• About this exercise: Output the records, every one, exactly as given.

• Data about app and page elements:
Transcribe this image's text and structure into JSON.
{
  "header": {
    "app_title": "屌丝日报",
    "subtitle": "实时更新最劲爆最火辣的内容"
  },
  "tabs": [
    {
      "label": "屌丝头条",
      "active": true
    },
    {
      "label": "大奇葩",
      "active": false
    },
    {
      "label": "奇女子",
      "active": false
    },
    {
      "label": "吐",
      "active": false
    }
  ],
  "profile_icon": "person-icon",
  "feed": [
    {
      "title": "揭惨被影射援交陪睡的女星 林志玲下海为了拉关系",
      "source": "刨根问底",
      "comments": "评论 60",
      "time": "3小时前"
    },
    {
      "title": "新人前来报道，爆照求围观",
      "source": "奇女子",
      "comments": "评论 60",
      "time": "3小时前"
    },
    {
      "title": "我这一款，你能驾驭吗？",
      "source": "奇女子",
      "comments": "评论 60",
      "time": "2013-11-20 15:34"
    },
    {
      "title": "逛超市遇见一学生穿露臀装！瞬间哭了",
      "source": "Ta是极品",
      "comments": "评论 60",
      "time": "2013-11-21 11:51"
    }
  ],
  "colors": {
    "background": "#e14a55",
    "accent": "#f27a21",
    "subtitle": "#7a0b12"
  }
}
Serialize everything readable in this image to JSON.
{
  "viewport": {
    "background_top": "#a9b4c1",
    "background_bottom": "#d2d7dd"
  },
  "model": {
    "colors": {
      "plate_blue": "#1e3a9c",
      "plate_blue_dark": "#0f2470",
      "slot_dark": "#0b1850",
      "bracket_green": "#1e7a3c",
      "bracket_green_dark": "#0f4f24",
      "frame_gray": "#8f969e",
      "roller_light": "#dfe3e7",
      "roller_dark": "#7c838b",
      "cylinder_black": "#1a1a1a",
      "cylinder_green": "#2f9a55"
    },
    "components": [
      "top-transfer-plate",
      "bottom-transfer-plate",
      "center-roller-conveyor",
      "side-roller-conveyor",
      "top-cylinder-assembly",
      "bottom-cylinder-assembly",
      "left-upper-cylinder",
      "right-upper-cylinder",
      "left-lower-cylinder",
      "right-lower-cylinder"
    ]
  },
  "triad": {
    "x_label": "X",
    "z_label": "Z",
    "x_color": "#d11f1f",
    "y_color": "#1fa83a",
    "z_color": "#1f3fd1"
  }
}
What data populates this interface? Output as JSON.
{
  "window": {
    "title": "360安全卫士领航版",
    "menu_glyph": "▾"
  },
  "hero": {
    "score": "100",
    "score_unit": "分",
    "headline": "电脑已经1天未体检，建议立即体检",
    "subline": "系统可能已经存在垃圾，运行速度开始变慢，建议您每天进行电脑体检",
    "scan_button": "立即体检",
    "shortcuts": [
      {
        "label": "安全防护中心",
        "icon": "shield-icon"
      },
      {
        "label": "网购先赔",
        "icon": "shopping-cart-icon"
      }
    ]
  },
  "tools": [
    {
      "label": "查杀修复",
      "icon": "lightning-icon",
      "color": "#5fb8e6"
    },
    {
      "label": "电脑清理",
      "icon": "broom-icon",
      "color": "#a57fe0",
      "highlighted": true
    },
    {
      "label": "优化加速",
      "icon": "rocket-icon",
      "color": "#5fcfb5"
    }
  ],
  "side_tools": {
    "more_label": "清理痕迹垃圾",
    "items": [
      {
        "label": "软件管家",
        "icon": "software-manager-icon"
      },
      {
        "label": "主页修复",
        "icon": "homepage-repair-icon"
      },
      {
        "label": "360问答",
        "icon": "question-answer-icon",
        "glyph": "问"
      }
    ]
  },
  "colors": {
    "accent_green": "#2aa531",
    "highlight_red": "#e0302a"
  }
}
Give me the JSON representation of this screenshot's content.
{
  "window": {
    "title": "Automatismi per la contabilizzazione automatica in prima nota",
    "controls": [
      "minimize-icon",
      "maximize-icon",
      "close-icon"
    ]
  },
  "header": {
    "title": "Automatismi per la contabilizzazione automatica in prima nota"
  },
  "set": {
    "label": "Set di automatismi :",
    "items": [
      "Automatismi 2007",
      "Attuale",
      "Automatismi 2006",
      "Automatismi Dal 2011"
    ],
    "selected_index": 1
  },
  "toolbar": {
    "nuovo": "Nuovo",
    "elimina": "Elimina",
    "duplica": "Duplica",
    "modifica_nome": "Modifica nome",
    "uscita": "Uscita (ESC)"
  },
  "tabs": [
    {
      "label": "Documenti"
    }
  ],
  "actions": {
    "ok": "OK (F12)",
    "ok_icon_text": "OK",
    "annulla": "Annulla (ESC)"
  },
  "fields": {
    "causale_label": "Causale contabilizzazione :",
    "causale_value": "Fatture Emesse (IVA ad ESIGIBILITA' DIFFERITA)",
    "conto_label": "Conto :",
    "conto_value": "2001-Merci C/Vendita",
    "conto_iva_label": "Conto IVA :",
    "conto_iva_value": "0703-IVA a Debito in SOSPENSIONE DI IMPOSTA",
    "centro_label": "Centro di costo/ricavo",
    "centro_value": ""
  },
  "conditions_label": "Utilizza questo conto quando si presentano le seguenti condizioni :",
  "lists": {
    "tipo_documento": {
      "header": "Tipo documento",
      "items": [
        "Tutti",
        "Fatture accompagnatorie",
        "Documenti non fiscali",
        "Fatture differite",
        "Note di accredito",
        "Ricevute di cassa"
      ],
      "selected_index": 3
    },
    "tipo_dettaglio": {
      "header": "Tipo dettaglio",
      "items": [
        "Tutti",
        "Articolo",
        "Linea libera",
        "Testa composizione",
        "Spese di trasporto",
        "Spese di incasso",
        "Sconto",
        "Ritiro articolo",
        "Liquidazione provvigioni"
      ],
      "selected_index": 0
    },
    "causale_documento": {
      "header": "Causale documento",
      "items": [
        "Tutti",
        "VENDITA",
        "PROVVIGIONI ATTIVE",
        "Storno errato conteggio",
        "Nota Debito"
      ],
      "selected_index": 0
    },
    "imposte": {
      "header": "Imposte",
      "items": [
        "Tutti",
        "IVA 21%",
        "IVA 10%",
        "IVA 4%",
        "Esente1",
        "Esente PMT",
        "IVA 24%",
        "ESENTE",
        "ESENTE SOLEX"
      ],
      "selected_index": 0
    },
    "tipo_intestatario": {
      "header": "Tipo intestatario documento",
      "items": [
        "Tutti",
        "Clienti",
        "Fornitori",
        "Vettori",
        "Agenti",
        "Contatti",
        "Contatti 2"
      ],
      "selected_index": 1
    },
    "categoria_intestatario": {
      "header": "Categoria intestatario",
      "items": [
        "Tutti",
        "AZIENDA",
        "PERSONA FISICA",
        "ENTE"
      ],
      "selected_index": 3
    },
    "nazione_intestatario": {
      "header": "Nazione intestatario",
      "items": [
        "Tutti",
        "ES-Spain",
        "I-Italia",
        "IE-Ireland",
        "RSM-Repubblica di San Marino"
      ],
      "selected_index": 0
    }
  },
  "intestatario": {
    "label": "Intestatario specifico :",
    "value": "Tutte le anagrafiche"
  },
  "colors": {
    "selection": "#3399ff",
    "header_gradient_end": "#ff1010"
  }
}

• Solution:
Transcribe this image's text and structure into JSON.
{
  "header": {
    "app_title": "屌丝日报",
    "subtitle": "实时更新最劲爆最火辣的内容"
  },
  "tabs": [
    {
      "label": "屌丝头条",
      "active": true
    },
    {
      "label": "大奇葩",
      "active": false
    },
    {
      "label": "奇女子",
      "active": false
    },
    {
      "label": "吐",
      "active": false
    }
  ],
  "profile_icon": "person-icon",
  "feed": [
    {
      "title": "揭惨被影射援交陪睡的女星 林志玲下海为了拉关系",
      "source": "刨根问底",
      "comments": "评论 60",
      "time": "3小时前"
    },
    {
      "title": "新人前来报道，爆照求围观",
      "source": "奇女子",
      "comments": "评论 60",
      "time": "3小时前"
    },
    {
      "title": "我这一款，你能驾驭吗？",
      "source": "奇女子",
      "comments": "评论 60",
      "time": "2013-11-20 15:34"
    },
    {
      "title": "逛超市遇见一学生穿露臀装！瞬间哭了",
      "source": "Ta是极品",
      "comments": "评论 60",
      "time": "2013-11-21 11:51"
    }
  ],
  "colors": {
    "background": "#e14a55",
    "accent": "#f27a21",
    "subtitle": "#7a0b12"
  }
}
Serialize everything readable in this image to JSON.
{
  "viewport": {
    "background_top": "#a9b4c1",
    "background_bottom": "#d2d7dd"
  },
  "model": {
    "colors": {
      "plate_blue": "#1e3a9c",
      "plate_blue_dark": "#0f2470",
      "slot_dark": "#0b1850",
      "bracket_green": "#1e7a3c",
      "bracket_green_dark": "#0f4f24",
      "frame_gray": "#8f969e",
      "roller_light": "#dfe3e7",
      "roller_dark": "#7c838b",
      "cylinder_black": "#1a1a1a",
      "cylinder_green": "#2f9a55"
    },
    "components": [
      "top-transfer-plate",
      "bottom-transfer-plate",
      "center-roller-conveyor",
      "side-roller-conveyor",
      "top-cylinder-assembly",
      "bottom-cylinder-assembly",
      "left-upper-cylinder",
      "right-upper-cylinder",
      "left-lower-cylinder",
      "right-lower-cylinder"
    ]
  },
  "triad": {
    "x_label": "X",
    "z_label": "Z",
    "x_color": "#d11f1f",
    "y_color": "#1fa83a",
    "z_color": "#1f3fd1"
  }
}
What data populates this interface? Output as JSON.
{
  "window": {
    "title": "360安全卫士领航版",
    "menu_glyph": "▾"
  },
  "hero": {
    "score": "100",
    "score_unit": "分",
    "headline": "电脑已经1天未体检，建议立即体检",
    "subline": "系统可能已经存在垃圾，运行速度开始变慢，建议您每天进行电脑体检",
    "scan_button": "立即体检",
    "shortcuts": [
      {
        "label": "安全防护中心",
        "icon": "shield-icon"
      },
      {
        "label": "网购先赔",
        "icon": "shopping-cart-icon"
      }
    ]
  },
  "tools": [
    {
      "label": "查杀修复",
      "icon": "lightning-icon",
      "color": "#5fb8e6"
    },
    {
      "label": "电脑清理",
      "icon": "broom-icon",
      "color": "#a57fe0",
      "highlighted": true
    },
    {
      "label": "优化加速",
      "icon": "rocket-icon",
      "color": "#5fcfb5"
    }
  ],
  "side_tools": {
    "more_label": "清理痕迹垃圾",
    "items": [
      {
        "label": "软件管家",
        "icon": "software-manager-icon"
      },
      {
        "label": "主页修复",
        "icon": "homepage-repair-icon"
      },
      {
        "label": "360问答",
        "icon": "question-answer-icon",
        "glyph": "问"
      }
    ]
  },
  "colors": {
    "accent_green": "#2aa531",
    "highlight_red": "#e0302a"
  }
}
Give me the JSON representation of this screenshot's content.
{
  "window": {
    "title": "Automatismi per la contabilizzazione automatica in prima nota",
    "controls": [
      "minimize-icon",
      "maximize-icon",
      "close-icon"
    ]
  },
  "header": {
    "title": "Automatismi per la contabilizzazione automatica in prima nota"
  },
  "set": {
    "label": "Set di automatismi :",
    "items": [
      "Automatismi 2007",
      "Attuale",
      "Automatismi 2006",
      "Automatismi Dal 2011"
    ],
    "selected_index": 1
  },
  "toolbar": {
    "nuovo": "Nuovo",
    "elimina": "Elimina",
    "duplica": "Duplica",
    "modifica_nome": "Modifica nome",
    "uscita": "Uscita (ESC)"
  },
  "tabs": [
    {
      "label": "Documenti"
    }
  ],
  "actions": {
    "ok": "OK (F12)",
    "ok_icon_text": "OK",
    "annulla": "Annulla (ESC)"
  },
  "fields": {
    "causale_label": "Causale contabilizzazione :",
    "causale_value": "Fatture Emesse (IVA ad ESIGIBILITA' DIFFERITA)",
    "conto_label": "Conto :",
    "conto_value": "2001-Merci C/Vendita",
    "conto_iva_label": "Conto IVA :",
    "conto_iva_value": "0703-IVA a Debito in SOSPENSIONE DI IMPOSTA",
    "centro_label": "Centro di costo/ricavo",
    "centro_value": ""
  },
  "conditions_label": "Utilizza questo conto quando si presentano le seguenti condizioni :",
  "lists": {
    "tipo_documento": {
      "header": "Tipo documento",
      "items": [
        "Tutti",
        "Fatture accompagnatorie",
        "Documenti non fiscali",
        "Fatture differite",
        "Note di accredito",
        "Ricevute di cassa"
      ],
      "selected_index": 3
    },
    "tipo_dettaglio": {
      "header": "Tipo dettaglio",
      "items": [
        "Tutti",
        "Articolo",
        "Linea libera",
        "Testa composizione",
        "Spese di trasporto",
        "Spese di incasso",
        "Sconto",
        "Ritiro articolo",
        "Liquidazione provvigioni"
      ],
      "selected_index": 0
    },
    "causale_documento": {
      "header": "Causale documento",
      "items": [
        "Tutti",
        "VENDITA",
        "PROVVIGIONI ATTIVE",
        "Storno errato conteggio",
        "Nota Debito"
      ],
      "selected_index": 0
    },
    "imposte": {
      "header": "Imposte",
      "items": [
        "Tutti",
        "IVA 21%",
        "IVA 10%",
        "IVA 4%",
        "Esente1",
        "Esente PMT",
        "IVA 24%",
        "ESENTE",
        "ESENTE SOLEX"
      ],
      "selected_index": 0
    },
    "tipo_intestatario": {
      "header": "Tipo intestatario documento",
      "items": [
        "Tutti",
        "Clienti",
        "Fornitori",
        "Vettori",
        "Agenti",
        "Contatti",
        "Contatti 2"
      ],
      "selected_index": 1
    },
    "categoria_intestatario": {
      "header": "Categoria intestatario",
      "items": [
        "Tutti",
        "AZIENDA",
        "PERSONA FISICA",
        "ENTE"
      ],
      "selected_index": 3
    },
    "nazione_intestatario": {
      "header": "Nazione intestatario",
      "items": [
        "Tutti",
        "ES-Spain",
        "I-Italia",
        "IE-Ireland",
        "RSM-Repubblica di San Marino"
      ],
      "selected_index": 0
    }
  },
  "intestatario": {
    "label": "Intestatario specifico :",
    "value": "Tutte le anagrafiche"
  },
  "colors": {
    "selection": "#3399ff",
    "header_gradient_end": "#ff1010"
  }
}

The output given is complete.